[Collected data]
★ ★ ★

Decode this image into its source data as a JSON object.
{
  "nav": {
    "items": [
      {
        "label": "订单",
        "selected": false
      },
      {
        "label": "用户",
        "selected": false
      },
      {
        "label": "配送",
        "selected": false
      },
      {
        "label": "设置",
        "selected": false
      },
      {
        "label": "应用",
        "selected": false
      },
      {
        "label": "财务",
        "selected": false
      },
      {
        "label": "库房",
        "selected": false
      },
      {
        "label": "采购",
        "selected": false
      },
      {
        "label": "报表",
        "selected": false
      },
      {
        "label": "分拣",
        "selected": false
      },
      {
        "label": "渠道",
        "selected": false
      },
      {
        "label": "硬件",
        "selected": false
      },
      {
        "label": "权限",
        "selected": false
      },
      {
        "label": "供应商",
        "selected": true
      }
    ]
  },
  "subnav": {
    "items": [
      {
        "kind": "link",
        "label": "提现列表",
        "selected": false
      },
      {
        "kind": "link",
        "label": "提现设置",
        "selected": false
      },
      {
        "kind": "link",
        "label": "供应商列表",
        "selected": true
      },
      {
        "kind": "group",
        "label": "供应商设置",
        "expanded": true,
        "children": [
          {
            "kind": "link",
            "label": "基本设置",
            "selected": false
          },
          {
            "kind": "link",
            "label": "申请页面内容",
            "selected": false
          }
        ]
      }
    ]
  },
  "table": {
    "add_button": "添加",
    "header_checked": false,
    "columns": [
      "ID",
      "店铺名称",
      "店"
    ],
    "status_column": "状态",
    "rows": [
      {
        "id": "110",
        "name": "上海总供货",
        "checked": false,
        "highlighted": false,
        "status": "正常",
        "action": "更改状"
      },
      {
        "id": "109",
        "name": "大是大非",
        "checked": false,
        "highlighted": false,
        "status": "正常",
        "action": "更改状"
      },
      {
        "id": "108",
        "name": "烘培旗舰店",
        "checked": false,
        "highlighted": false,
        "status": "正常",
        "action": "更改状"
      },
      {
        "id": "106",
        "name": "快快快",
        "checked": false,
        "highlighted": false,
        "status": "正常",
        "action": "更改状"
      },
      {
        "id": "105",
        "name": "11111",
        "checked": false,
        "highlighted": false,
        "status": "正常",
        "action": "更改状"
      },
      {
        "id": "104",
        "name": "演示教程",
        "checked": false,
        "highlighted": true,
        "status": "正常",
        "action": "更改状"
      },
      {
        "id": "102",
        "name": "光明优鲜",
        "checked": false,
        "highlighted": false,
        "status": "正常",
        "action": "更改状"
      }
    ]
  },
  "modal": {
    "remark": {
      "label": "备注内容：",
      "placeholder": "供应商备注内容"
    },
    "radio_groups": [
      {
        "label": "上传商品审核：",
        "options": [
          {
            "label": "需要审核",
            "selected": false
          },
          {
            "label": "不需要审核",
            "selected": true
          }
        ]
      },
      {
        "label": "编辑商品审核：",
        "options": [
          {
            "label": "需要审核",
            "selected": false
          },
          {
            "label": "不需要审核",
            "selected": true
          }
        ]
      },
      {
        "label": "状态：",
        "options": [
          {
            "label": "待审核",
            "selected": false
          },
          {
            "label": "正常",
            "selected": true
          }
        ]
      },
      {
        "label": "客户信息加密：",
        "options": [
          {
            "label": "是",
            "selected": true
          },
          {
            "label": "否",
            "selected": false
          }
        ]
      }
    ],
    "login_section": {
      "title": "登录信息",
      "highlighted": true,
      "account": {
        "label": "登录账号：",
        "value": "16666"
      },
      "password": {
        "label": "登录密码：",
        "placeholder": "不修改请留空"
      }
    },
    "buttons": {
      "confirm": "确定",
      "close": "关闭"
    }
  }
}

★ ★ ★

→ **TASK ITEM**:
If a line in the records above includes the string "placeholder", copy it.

→ **ANSWER TO THIS EXERCISE**:
      "placeholder": "供应商备注内容"
        "placeholder": "不修改请留空"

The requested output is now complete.